I would strongly encourage any DREAMers with criminal records to consult with an attorney prior to submitting any Deferred Action for Childhood Arrival (“DACA”) petitions.
DREAMers with felonies, significant misdemeanors, or certain non-significant misdemeanors are ineligible for DACA. See below for the definitions of significant vs. non-significant misdemeanors.
The official Q&A has very important language that each DREAMer needs to note. Here are the two sentences I consider crucial in the official Q&A:
- DHS retains the discretion to determine that an individual does not warrant deferred action on the basis of a single criminal offense for which the individual was sentenced to time in custody of 90 days or less.
- Notwithstanding the above, the decision whether to defer action in a particular case is an individualized, discretionary one that is made taking into account the totality of the circumstances. Therefore, the absence of the criminal history outlined above, or its presence, is not necessarily determinative, but is a factor to be considered in the unreviewable exercise of discretion.
What does this language mean, and why is it important? It basically means that DHS can look at the totality of circumstances when analyzing a criminal record. My interpretation is that DHS can look at the underlying conduct and not merely the conviction to deny a DACA application. For example, PC 273.5 is the applicable domestic violence statute in California. A conviction under PC 273.5 definitely renders a DREAMer ineligible for DACA as a significant misdemeanor. However, what about a conviction under PC 243(e)(1)? This is the less serious domestic battery charge in California that does not mention domestic violence. A battery could be the slightest bit of force, or an unwanted touching. This should qualify as a non-significant misdemeanor in that it is not an offense of domestic violence and typically does not have a sentence of more than 90 days. HOWEVER, under the language above, DHS could look at the underlying conduct and take the position that this is really an offense of domestic violence. DHS could then deny this DREAMer’s DACA application.
Here are the official definitions for significant vs. non-significant misdemeanors:
What offenses constitute a significant misdemeanor?
For the purposes of this process, a significant misdemeanor is a misdemeanor as defined by federal law (specifically, one for which the maximum term of imprisonment authorized is one year or less but greater than five days) and that meets the following criteria:
- Regardless of the sentence imposed, is an offense of domestic violence; sexual abuse or exploitation; burglary; unlawful possession or use of a firearm; drug distribution or trafficking; or, driving under the influence; or,
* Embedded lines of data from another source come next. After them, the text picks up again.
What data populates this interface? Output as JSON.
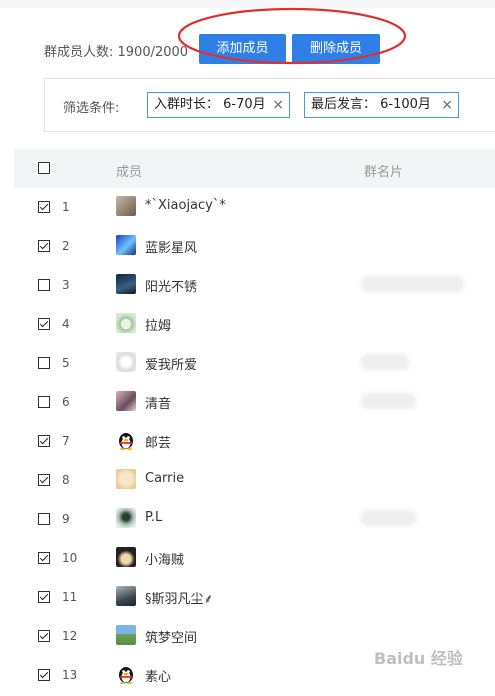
{
  "header": {
    "member_count": "群成员人数: 1900/2000",
    "add_button": "添加成员",
    "delete_button": "删除成员"
  },
  "filter": {
    "label": "筛选条件:",
    "tag1": "入群时长： 6-70月",
    "tag2": "最后发言： 6-100月",
    "remove_icon": "×"
  },
  "table": {
    "col_member": "成员",
    "col_card": "群名片",
    "rows": [
      {
        "index": "1",
        "name": "*`Xiaojacy`*",
        "checked": true,
        "avatar": "photo-avatar"
      },
      {
        "index": "2",
        "name": "蓝影星风",
        "checked": true,
        "avatar": "blue-abstract-avatar"
      },
      {
        "index": "3",
        "name": "阳光不锈",
        "checked": false,
        "avatar": "dark-photo-avatar"
      },
      {
        "index": "4",
        "name": "拉姆",
        "checked": true,
        "avatar": "green-drawing-avatar"
      },
      {
        "index": "5",
        "name": "爱我所爱",
        "checked": false,
        "avatar": "light-drawing-avatar"
      },
      {
        "index": "6",
        "name": "清音",
        "checked": false,
        "avatar": "portrait-avatar"
      },
      {
        "index": "7",
        "name": "郎芸",
        "checked": true,
        "avatar": "qq-penguin-avatar"
      },
      {
        "index": "8",
        "name": "Carrie",
        "checked": true,
        "avatar": "cartoon-avatar"
      },
      {
        "index": "9",
        "name": "P.L",
        "checked": false,
        "avatar": "sketch-avatar"
      },
      {
        "index": "10",
        "name": "小海贼",
        "checked": true,
        "avatar": "anime-avatar"
      },
      {
        "index": "11",
        "name": "§斯羽凡尘⸙",
        "checked": true,
        "avatar": "person-photo-avatar"
      },
      {
        "index": "12",
        "name": "筑梦空间",
        "checked": true,
        "avatar": "landscape-avatar"
      },
      {
        "index": "13",
        "name": "素心",
        "checked": true,
        "avatar": "qq-penguin-avatar"
      }
    ]
  },
  "watermark": "Baidu 经验",
  "colors": {
    "button": "#2f7fe6",
    "annotation": "#e0302e",
    "tag_border": "#4a9ae0",
    "header_bg": "#f3f4f6"
  }
}
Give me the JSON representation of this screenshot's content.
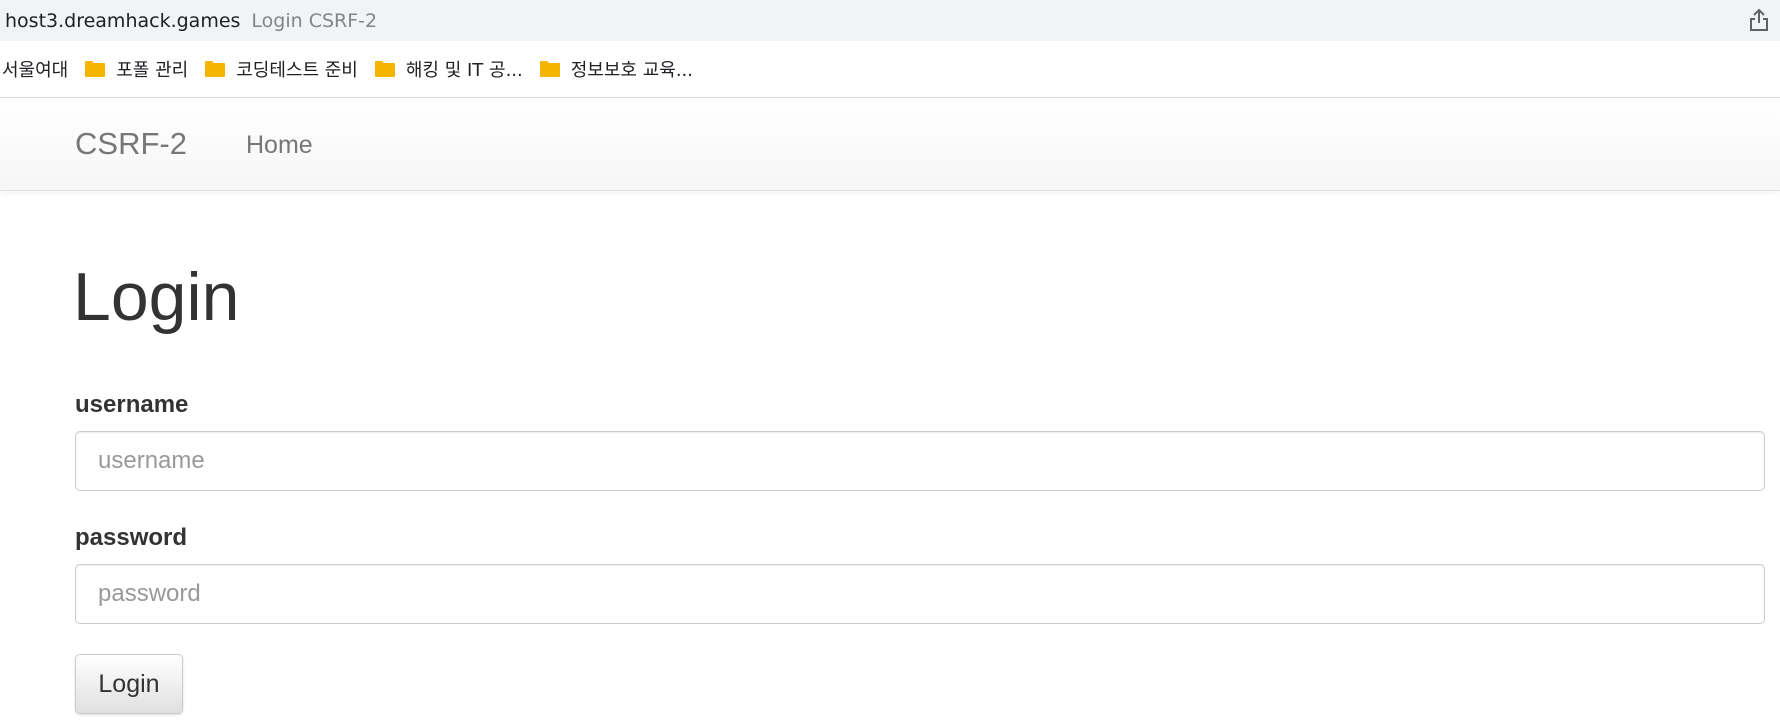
{
  "browser": {
    "url": "host3.dreamhack.games",
    "tab_title": "Login CSRF-2",
    "share_icon": "share-icon"
  },
  "bookmarks": [
    {
      "label": "서울여대",
      "icon": null
    },
    {
      "label": "포폴 관리",
      "icon": "folder-icon"
    },
    {
      "label": "코딩테스트 준비",
      "icon": "folder-icon"
    },
    {
      "label": "해킹 및 IT 공...",
      "icon": "folder-icon"
    },
    {
      "label": "정보보호 교육...",
      "icon": "folder-icon"
    }
  ],
  "navbar": {
    "brand": "CSRF-2",
    "home_link": "Home"
  },
  "main": {
    "heading": "Login",
    "username_label": "username",
    "username_placeholder": "username",
    "username_value": "",
    "password_label": "password",
    "password_placeholder": "password",
    "password_value": "",
    "login_button": "Login"
  },
  "colors": {
    "folder": "#f5b400",
    "navbar_text": "#777777",
    "heading_text": "#333333"
  }
}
- If not an offense listed above, is one for which the individual was sentenced to time in custody of more than 90 days. The sentence must involve time to be served in custody, and therefore does not include a suspended sentence.
What offenses constitute a non-significant misdemeanor?
For purposes of this process, a non-significant misdemeanor is any misdemeanor as defined by federal law (specifically, one for which the maximum term of imprisonment authorized is one year or less but greater than five days) and that meets the following criteria:
- Is not an offense of domestic violence; sexual abuse or exploitation; burglary; unlawful possession or use of a firearm; drug distribution or trafficking; or, driving under the influence; and
- Is one for which the individual was sentenced to time in custody of 90 days or less. The time in custody does not include any time served beyond the sentence for the criminal offense based on a state or local law enforcement agency honoring a detainer issued by ICE.